WHAT IS REQUIRED
Each entry that follows is to be copied exactly, minus any pictures.

------------

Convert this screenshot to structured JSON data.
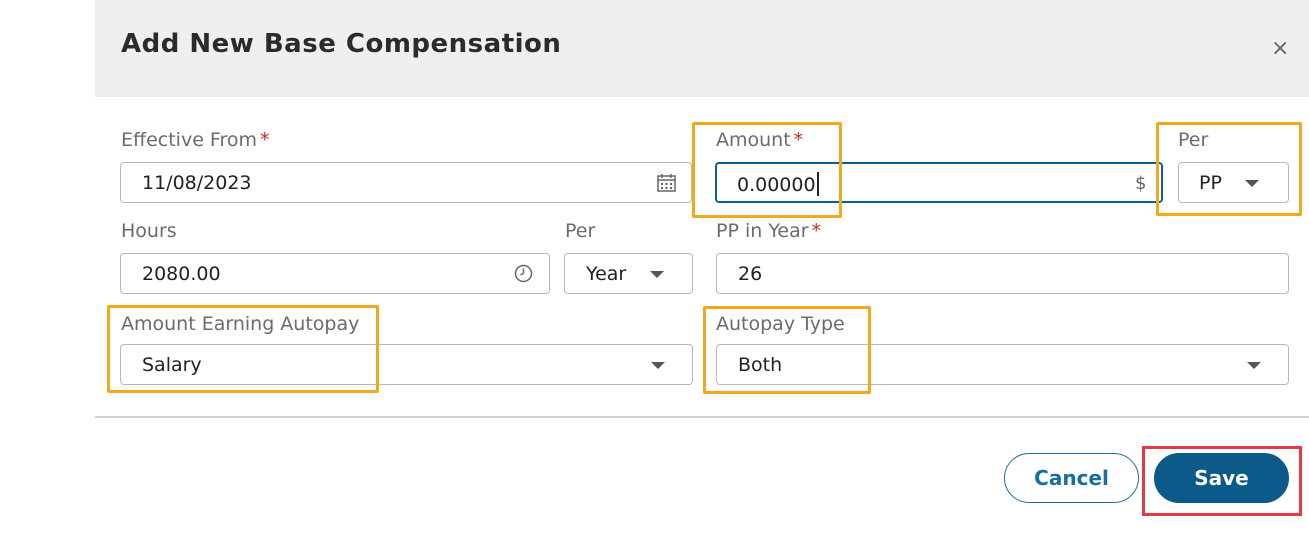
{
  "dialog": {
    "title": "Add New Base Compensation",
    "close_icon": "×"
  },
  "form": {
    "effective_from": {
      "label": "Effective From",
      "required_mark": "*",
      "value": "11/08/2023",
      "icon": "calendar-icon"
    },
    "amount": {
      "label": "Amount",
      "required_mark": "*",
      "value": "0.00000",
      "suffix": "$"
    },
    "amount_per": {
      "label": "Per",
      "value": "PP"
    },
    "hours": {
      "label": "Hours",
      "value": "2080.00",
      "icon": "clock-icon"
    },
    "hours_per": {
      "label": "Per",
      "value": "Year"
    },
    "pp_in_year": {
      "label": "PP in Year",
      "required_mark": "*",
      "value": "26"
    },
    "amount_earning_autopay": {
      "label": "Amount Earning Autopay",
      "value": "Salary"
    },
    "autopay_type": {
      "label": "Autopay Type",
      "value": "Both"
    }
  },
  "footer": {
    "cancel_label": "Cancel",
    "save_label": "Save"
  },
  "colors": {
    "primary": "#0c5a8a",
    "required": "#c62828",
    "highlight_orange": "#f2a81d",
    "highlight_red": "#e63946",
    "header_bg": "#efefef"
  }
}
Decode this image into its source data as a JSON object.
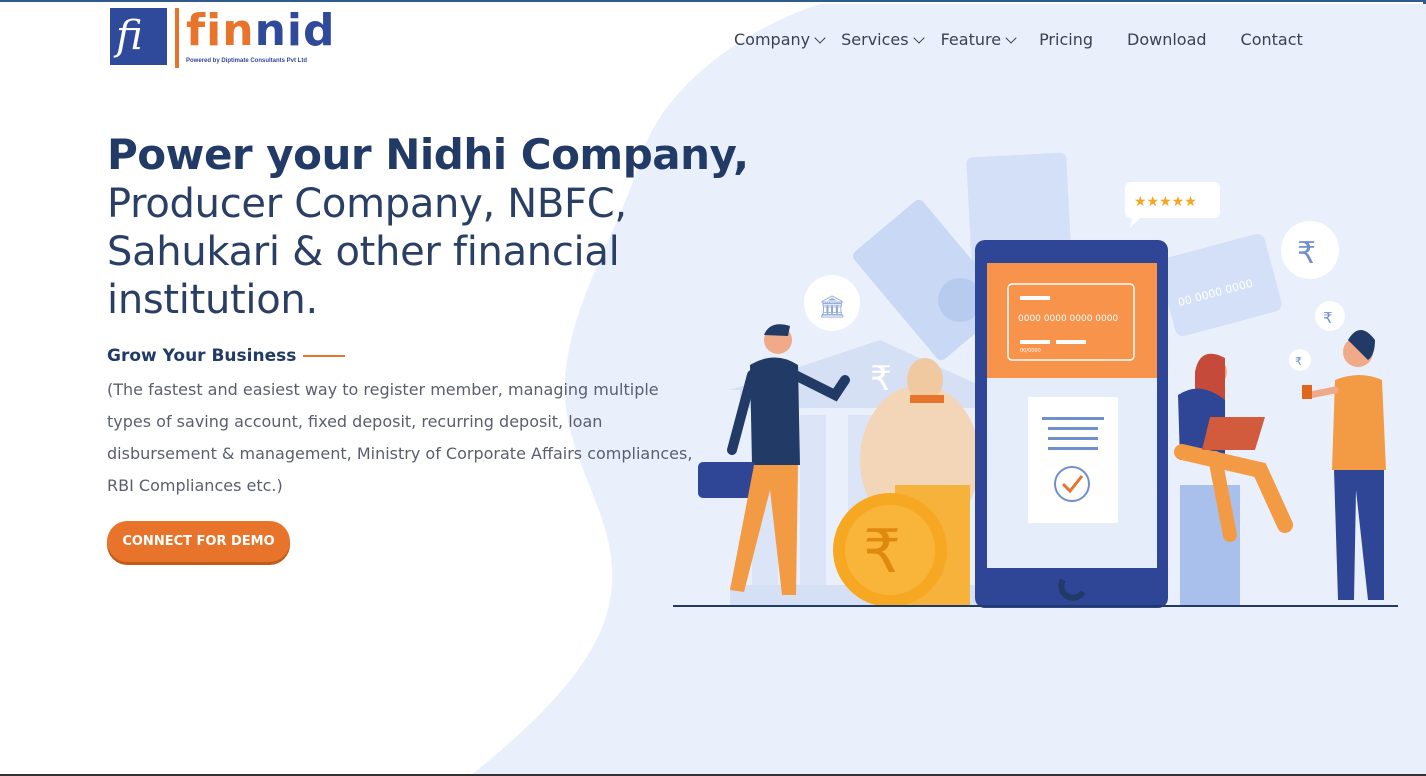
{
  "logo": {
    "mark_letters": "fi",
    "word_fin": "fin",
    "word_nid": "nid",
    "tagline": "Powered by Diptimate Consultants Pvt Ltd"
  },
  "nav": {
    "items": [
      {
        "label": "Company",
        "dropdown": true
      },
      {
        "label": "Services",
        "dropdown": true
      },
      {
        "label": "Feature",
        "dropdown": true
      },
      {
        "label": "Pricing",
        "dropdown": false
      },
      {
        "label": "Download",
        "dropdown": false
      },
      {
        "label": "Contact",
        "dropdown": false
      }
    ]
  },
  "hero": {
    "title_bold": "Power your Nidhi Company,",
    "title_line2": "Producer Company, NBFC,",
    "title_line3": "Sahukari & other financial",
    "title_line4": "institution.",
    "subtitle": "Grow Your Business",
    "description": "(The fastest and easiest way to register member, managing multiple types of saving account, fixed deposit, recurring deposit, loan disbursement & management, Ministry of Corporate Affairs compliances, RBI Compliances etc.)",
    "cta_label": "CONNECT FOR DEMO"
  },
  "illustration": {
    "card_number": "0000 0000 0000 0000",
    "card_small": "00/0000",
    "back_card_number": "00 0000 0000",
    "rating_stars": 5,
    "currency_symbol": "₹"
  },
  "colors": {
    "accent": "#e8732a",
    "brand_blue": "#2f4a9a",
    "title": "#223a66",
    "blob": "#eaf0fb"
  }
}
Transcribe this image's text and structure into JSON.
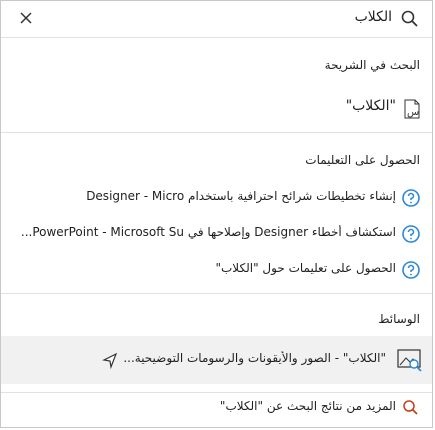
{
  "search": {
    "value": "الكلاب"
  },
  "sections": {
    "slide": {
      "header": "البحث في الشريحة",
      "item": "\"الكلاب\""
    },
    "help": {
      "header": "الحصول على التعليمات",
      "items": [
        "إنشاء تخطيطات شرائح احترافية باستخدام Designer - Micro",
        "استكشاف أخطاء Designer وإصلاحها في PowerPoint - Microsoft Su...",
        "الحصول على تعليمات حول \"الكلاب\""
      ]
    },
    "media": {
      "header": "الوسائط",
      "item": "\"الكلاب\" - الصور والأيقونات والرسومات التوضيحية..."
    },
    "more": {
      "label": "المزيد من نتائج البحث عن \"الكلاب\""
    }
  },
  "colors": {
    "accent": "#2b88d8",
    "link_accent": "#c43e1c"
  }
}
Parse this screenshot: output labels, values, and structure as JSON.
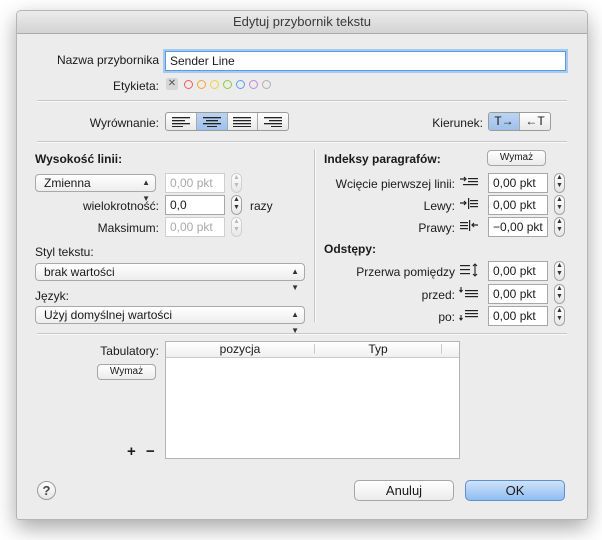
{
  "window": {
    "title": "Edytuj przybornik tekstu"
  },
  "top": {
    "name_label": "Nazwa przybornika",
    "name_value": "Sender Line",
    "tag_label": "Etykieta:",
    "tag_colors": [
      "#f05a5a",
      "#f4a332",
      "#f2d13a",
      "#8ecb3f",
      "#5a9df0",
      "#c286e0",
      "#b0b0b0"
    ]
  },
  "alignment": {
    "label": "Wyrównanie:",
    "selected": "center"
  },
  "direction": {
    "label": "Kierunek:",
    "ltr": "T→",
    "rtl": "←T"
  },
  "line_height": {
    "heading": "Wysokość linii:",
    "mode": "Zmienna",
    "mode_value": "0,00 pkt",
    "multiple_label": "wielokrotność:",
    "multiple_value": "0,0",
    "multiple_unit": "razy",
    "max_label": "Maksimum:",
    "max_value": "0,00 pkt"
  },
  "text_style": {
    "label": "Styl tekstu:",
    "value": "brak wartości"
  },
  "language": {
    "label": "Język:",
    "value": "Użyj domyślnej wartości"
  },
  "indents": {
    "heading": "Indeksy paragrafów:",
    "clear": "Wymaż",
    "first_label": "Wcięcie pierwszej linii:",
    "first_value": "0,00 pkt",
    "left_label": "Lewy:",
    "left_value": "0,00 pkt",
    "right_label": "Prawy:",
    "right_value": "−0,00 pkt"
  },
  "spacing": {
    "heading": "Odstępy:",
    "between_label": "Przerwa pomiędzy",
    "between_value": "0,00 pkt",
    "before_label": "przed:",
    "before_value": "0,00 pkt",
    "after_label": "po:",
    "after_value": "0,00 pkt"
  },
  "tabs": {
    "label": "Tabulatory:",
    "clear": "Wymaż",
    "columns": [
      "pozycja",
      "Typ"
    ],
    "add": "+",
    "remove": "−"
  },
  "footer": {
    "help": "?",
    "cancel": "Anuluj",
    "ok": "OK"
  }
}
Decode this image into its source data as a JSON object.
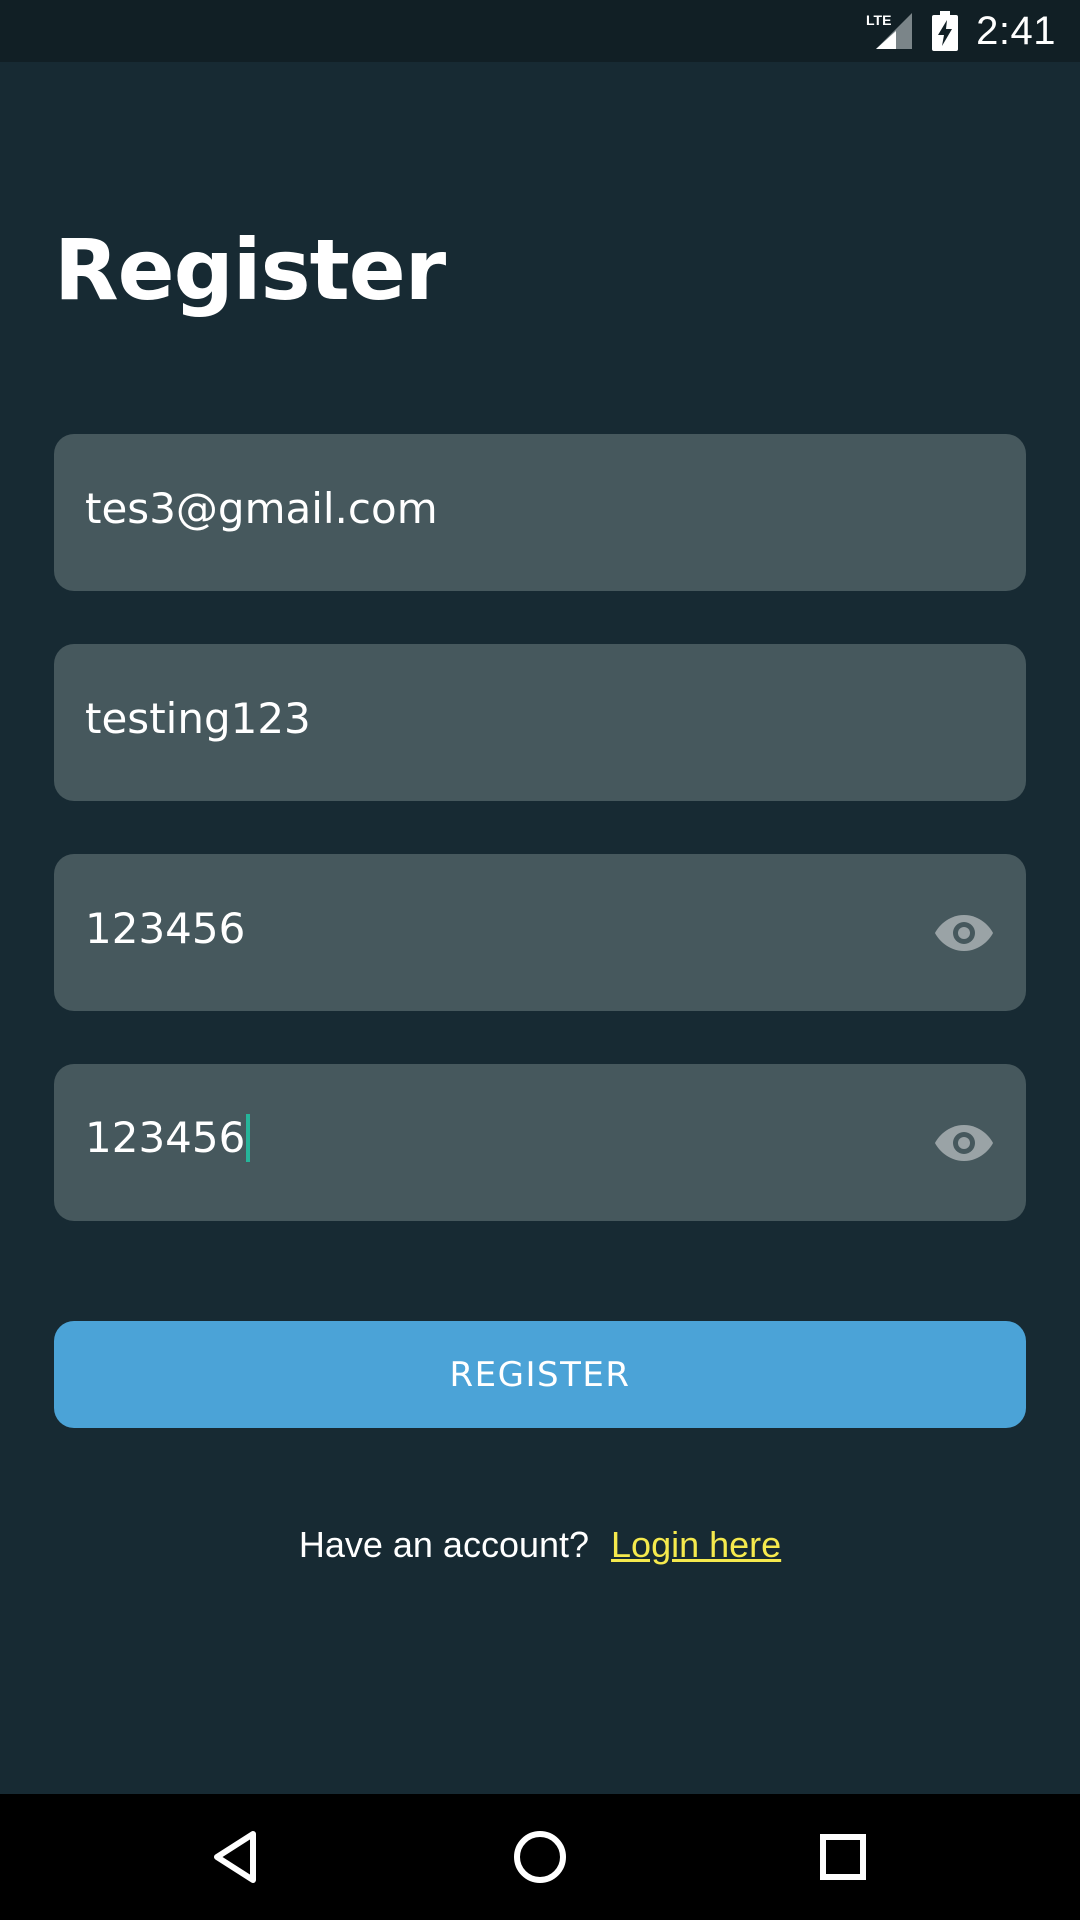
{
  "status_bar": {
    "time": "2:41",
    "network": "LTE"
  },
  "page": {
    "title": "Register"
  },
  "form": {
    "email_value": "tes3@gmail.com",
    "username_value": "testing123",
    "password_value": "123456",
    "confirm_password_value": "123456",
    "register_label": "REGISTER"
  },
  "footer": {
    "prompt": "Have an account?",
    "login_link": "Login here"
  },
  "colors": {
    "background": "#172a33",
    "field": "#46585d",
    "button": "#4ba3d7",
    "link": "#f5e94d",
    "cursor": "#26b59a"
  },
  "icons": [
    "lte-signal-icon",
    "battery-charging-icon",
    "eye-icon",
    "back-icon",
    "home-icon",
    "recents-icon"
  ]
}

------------

RESULT
Convert this screenshot to structured JSON data.
{
  "dialog": {
    "title": "Add New Base Compensation",
    "close_icon": "×"
  },
  "form": {
    "effective_from": {
      "label": "Effective From",
      "required_mark": "*",
      "value": "11/08/2023",
      "icon": "calendar-icon"
    },
    "amount": {
      "label": "Amount",
      "required_mark": "*",
      "value": "0.00000",
      "suffix": "$"
    },
    "amount_per": {
      "label": "Per",
      "value": "PP"
    },
    "hours": {
      "label": "Hours",
      "value": "2080.00",
      "icon": "clock-icon"
    },
    "hours_per": {
      "label": "Per",
      "value": "Year"
    },
    "pp_in_year": {
      "label": "PP in Year",
      "required_mark": "*",
      "value": "26"
    },
    "amount_earning_autopay": {
      "label": "Amount Earning Autopay",
      "value": "Salary"
    },
    "autopay_type": {
      "label": "Autopay Type",
      "value": "Both"
    }
  },
  "footer": {
    "cancel_label": "Cancel",
    "save_label": "Save"
  },
  "colors": {
    "primary": "#0c5a8a",
    "required": "#c62828",
    "highlight_orange": "#f2a81d",
    "highlight_red": "#e63946",
    "header_bg": "#efefef"
  }
}
Decode this image into its source data as a JSON object.
{
  "logo": {
    "mark_letters": "fi",
    "word_fin": "fin",
    "word_nid": "nid",
    "tagline": "Powered by Diptimate Consultants Pvt Ltd"
  },
  "nav": {
    "items": [
      {
        "label": "Company",
        "dropdown": true
      },
      {
        "label": "Services",
        "dropdown": true
      },
      {
        "label": "Feature",
        "dropdown": true
      },
      {
        "label": "Pricing",
        "dropdown": false
      },
      {
        "label": "Download",
        "dropdown": false
      },
      {
        "label": "Contact",
        "dropdown": false
      }
    ]
  },
  "hero": {
    "title_bold": "Power your Nidhi Company,",
    "title_line2": "Producer Company, NBFC,",
    "title_line3": "Sahukari & other financial",
    "title_line4": "institution.",
    "subtitle": "Grow Your Business",
    "description": "(The fastest and easiest way to register member, managing multiple types of saving account, fixed deposit, recurring deposit, loan disbursement & management, Ministry of Corporate Affairs compliances, RBI Compliances etc.)",
    "cta_label": "CONNECT FOR DEMO"
  },
  "illustration": {
    "card_number": "0000 0000 0000 0000",
    "card_small": "00/0000",
    "back_card_number": "00 0000 0000",
    "rating_stars": 5,
    "currency_symbol": "₹"
  },
  "colors": {
    "accent": "#e8732a",
    "brand_blue": "#2f4a9a",
    "title": "#223a66",
    "blob": "#eaf0fb"
  }
}
Transcribe this image's text and structure into JSON.
{
  "search": {
    "value": "الكلاب"
  },
  "sections": {
    "slide": {
      "header": "البحث في الشريحة",
      "item": "\"الكلاب\""
    },
    "help": {
      "header": "الحصول على التعليمات",
      "items": [
        "إنشاء تخطيطات شرائح احترافية باستخدام Designer - Micro",
        "استكشاف أخطاء Designer وإصلاحها في PowerPoint - Microsoft Su...",
        "الحصول على تعليمات حول \"الكلاب\""
      ]
    },
    "media": {
      "header": "الوسائط",
      "item": "\"الكلاب\" - الصور والأيقونات والرسومات التوضيحية..."
    },
    "more": {
      "label": "المزيد من نتائج البحث عن \"الكلاب\""
    }
  },
  "colors": {
    "accent": "#2b88d8",
    "link_accent": "#c43e1c"
  }
}
Parse this screenshot: output labels, values, and structure as JSON.
{
  "window": {
    "title": "Edytuj przybornik tekstu"
  },
  "top": {
    "name_label": "Nazwa przybornika",
    "name_value": "Sender Line",
    "tag_label": "Etykieta:",
    "tag_colors": [
      "#f05a5a",
      "#f4a332",
      "#f2d13a",
      "#8ecb3f",
      "#5a9df0",
      "#c286e0",
      "#b0b0b0"
    ]
  },
  "alignment": {
    "label": "Wyrównanie:",
    "selected": "center"
  },
  "direction": {
    "label": "Kierunek:",
    "ltr": "T→",
    "rtl": "←T"
  },
  "line_height": {
    "heading": "Wysokość linii:",
    "mode": "Zmienna",
    "mode_value": "0,00 pkt",
    "multiple_label": "wielokrotność:",
    "multiple_value": "0,0",
    "multiple_unit": "razy",
    "max_label": "Maksimum:",
    "max_value": "0,00 pkt"
  },
  "text_style": {
    "label": "Styl tekstu:",
    "value": "brak wartości"
  },
  "language": {
    "label": "Język:",
    "value": "Użyj domyślnej wartości"
  },
  "indents": {
    "heading": "Indeksy paragrafów:",
    "clear": "Wymaż",
    "first_label": "Wcięcie pierwszej linii:",
    "first_value": "0,00 pkt",
    "left_label": "Lewy:",
    "left_value": "0,00 pkt",
    "right_label": "Prawy:",
    "right_value": "−0,00 pkt"
  },
  "spacing": {
    "heading": "Odstępy:",
    "between_label": "Przerwa pomiędzy",
    "between_value": "0,00 pkt",
    "before_label": "przed:",
    "before_value": "0,00 pkt",
    "after_label": "po:",
    "after_value": "0,00 pkt"
  },
  "tabs": {
    "label": "Tabulatory:",
    "clear": "Wymaż",
    "columns": [
      "pozycja",
      "Typ"
    ],
    "add": "+",
    "remove": "−"
  },
  "footer": {
    "help": "?",
    "cancel": "Anuluj",
    "ok": "OK"
  }
}
Decode this image into its source data as a JSON object.
{
  "status_bar": {
    "time": "2:41",
    "network": "LTE"
  },
  "page": {
    "title": "Register"
  },
  "form": {
    "email_value": "tes3@gmail.com",
    "username_value": "testing123",
    "password_value": "123456",
    "confirm_password_value": "123456",
    "register_label": "REGISTER"
  },
  "footer": {
    "prompt": "Have an account?",
    "login_link": "Login here"
  },
  "colors": {
    "background": "#172a33",
    "field": "#46585d",
    "button": "#4ba3d7",
    "link": "#f5e94d",
    "cursor": "#26b59a"
  },
  "icons": [
    "lte-signal-icon",
    "battery-charging-icon",
    "eye-icon",
    "back-icon",
    "home-icon",
    "recents-icon"
  ]
}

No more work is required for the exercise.